** Recorded information follows **

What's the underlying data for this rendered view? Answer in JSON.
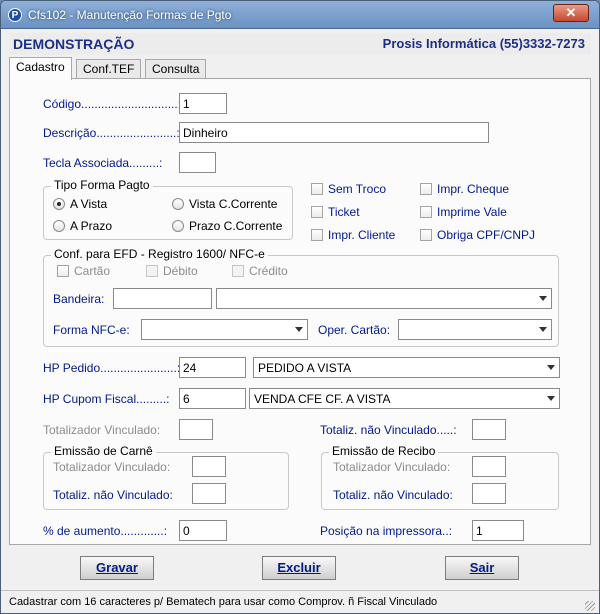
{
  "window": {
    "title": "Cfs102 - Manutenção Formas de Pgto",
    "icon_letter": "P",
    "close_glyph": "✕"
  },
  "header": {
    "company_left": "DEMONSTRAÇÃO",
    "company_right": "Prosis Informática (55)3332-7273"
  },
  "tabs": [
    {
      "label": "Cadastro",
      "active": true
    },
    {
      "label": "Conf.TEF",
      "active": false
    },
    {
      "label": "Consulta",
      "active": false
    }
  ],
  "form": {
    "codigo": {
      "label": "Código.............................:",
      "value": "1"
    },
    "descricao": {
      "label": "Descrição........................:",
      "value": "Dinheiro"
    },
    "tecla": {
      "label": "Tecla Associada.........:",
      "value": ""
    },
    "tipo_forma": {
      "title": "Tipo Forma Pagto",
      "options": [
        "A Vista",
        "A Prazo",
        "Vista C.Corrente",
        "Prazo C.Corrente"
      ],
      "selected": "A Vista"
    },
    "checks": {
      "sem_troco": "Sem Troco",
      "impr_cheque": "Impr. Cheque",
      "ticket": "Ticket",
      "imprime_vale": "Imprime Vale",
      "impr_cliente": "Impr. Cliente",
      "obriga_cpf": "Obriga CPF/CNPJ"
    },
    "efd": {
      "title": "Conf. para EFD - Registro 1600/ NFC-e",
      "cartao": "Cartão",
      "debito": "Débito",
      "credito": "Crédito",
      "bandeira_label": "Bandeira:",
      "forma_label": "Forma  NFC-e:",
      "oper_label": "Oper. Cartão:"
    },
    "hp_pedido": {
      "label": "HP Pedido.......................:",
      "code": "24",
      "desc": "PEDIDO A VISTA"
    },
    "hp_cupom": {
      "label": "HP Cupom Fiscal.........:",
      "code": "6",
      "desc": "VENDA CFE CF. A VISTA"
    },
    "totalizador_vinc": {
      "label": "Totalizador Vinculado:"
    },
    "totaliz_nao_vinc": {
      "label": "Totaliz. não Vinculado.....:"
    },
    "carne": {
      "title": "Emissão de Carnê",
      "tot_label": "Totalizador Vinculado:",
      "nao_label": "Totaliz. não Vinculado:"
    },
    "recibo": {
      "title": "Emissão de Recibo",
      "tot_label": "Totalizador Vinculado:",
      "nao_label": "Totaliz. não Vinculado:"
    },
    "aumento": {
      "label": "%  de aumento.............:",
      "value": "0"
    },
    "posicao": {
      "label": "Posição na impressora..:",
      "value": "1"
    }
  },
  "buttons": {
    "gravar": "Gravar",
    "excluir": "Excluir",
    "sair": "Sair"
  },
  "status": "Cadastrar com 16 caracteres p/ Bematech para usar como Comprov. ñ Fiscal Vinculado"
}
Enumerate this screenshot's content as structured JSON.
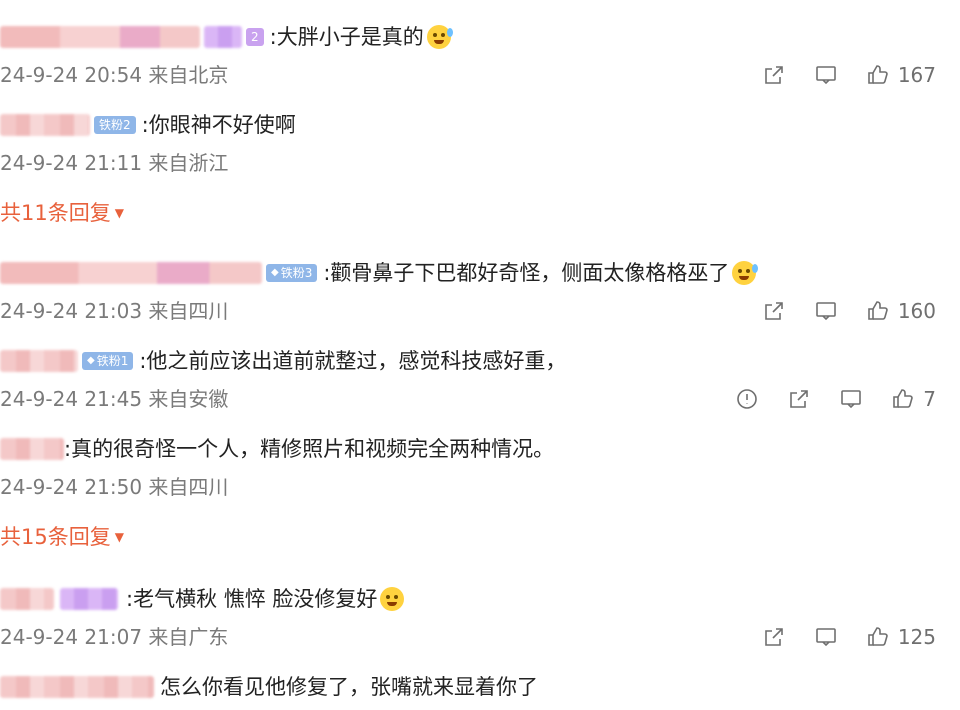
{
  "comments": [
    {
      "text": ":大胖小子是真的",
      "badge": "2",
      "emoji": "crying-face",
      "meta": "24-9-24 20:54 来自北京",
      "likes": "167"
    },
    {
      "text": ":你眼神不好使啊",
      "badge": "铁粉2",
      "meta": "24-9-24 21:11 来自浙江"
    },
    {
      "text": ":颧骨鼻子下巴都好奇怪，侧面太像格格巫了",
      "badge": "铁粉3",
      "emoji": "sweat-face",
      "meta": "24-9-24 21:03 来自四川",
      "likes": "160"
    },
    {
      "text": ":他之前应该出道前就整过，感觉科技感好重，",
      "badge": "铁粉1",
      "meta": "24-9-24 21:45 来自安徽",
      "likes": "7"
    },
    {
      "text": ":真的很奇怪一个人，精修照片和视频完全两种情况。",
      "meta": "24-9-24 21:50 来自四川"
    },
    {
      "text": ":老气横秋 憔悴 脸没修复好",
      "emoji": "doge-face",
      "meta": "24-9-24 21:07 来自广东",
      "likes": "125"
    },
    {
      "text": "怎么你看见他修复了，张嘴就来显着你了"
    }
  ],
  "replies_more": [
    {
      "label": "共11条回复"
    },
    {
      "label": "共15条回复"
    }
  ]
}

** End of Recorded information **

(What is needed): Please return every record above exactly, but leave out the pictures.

(Finished task):
What's the underlying data for this rendered view? Answer in JSON.
{
  "window": {
    "title": "Cfs102 - Manutenção Formas de Pgto",
    "icon_letter": "P",
    "close_glyph": "✕"
  },
  "header": {
    "company_left": "DEMONSTRAÇÃO",
    "company_right": "Prosis Informática (55)3332-7273"
  },
  "tabs": [
    {
      "label": "Cadastro",
      "active": true
    },
    {
      "label": "Conf.TEF",
      "active": false
    },
    {
      "label": "Consulta",
      "active": false
    }
  ],
  "form": {
    "codigo": {
      "label": "Código.............................:",
      "value": "1"
    },
    "descricao": {
      "label": "Descrição........................:",
      "value": "Dinheiro"
    },
    "tecla": {
      "label": "Tecla Associada.........:",
      "value": ""
    },
    "tipo_forma": {
      "title": "Tipo Forma Pagto",
      "options": [
        "A Vista",
        "A Prazo",
        "Vista C.Corrente",
        "Prazo C.Corrente"
      ],
      "selected": "A Vista"
    },
    "checks": {
      "sem_troco": "Sem Troco",
      "impr_cheque": "Impr. Cheque",
      "ticket": "Ticket",
      "imprime_vale": "Imprime Vale",
      "impr_cliente": "Impr. Cliente",
      "obriga_cpf": "Obriga CPF/CNPJ"
    },
    "efd": {
      "title": "Conf. para EFD - Registro 1600/ NFC-e",
      "cartao": "Cartão",
      "debito": "Débito",
      "credito": "Crédito",
      "bandeira_label": "Bandeira:",
      "forma_label": "Forma  NFC-e:",
      "oper_label": "Oper. Cartão:"
    },
    "hp_pedido": {
      "label": "HP Pedido.......................:",
      "code": "24",
      "desc": "PEDIDO A VISTA"
    },
    "hp_cupom": {
      "label": "HP Cupom Fiscal.........:",
      "code": "6",
      "desc": "VENDA CFE CF. A VISTA"
    },
    "totalizador_vinc": {
      "label": "Totalizador Vinculado:"
    },
    "totaliz_nao_vinc": {
      "label": "Totaliz. não Vinculado.....:"
    },
    "carne": {
      "title": "Emissão de Carnê",
      "tot_label": "Totalizador Vinculado:",
      "nao_label": "Totaliz. não Vinculado:"
    },
    "recibo": {
      "title": "Emissão de Recibo",
      "tot_label": "Totalizador Vinculado:",
      "nao_label": "Totaliz. não Vinculado:"
    },
    "aumento": {
      "label": "%  de aumento.............:",
      "value": "0"
    },
    "posicao": {
      "label": "Posição na impressora..:",
      "value": "1"
    }
  },
  "buttons": {
    "gravar": "Gravar",
    "excluir": "Excluir",
    "sair": "Sair"
  },
  "status": "Cadastrar com 16 caracteres p/ Bematech para usar como Comprov. ñ Fiscal Vinculado"
}
Enumerate this screenshot's content as structured JSON.
{
  "comments": [
    {
      "text": ":大胖小子是真的",
      "badge": "2",
      "emoji": "crying-face",
      "meta": "24-9-24 20:54 来自北京",
      "likes": "167"
    },
    {
      "text": ":你眼神不好使啊",
      "badge": "铁粉2",
      "meta": "24-9-24 21:11 来自浙江"
    },
    {
      "text": ":颧骨鼻子下巴都好奇怪，侧面太像格格巫了",
      "badge": "铁粉3",
      "emoji": "sweat-face",
      "meta": "24-9-24 21:03 来自四川",
      "likes": "160"
    },
    {
      "text": ":他之前应该出道前就整过，感觉科技感好重，",
      "badge": "铁粉1",
      "meta": "24-9-24 21:45 来自安徽",
      "likes": "7"
    },
    {
      "text": ":真的很奇怪一个人，精修照片和视频完全两种情况。",
      "meta": "24-9-24 21:50 来自四川"
    },
    {
      "text": ":老气横秋 憔悴 脸没修复好",
      "emoji": "doge-face",
      "meta": "24-9-24 21:07 来自广东",
      "likes": "125"
    },
    {
      "text": "怎么你看见他修复了，张嘴就来显着你了"
    }
  ],
  "replies_more": [
    {
      "label": "共11条回复"
    },
    {
      "label": "共15条回复"
    }
  ]
}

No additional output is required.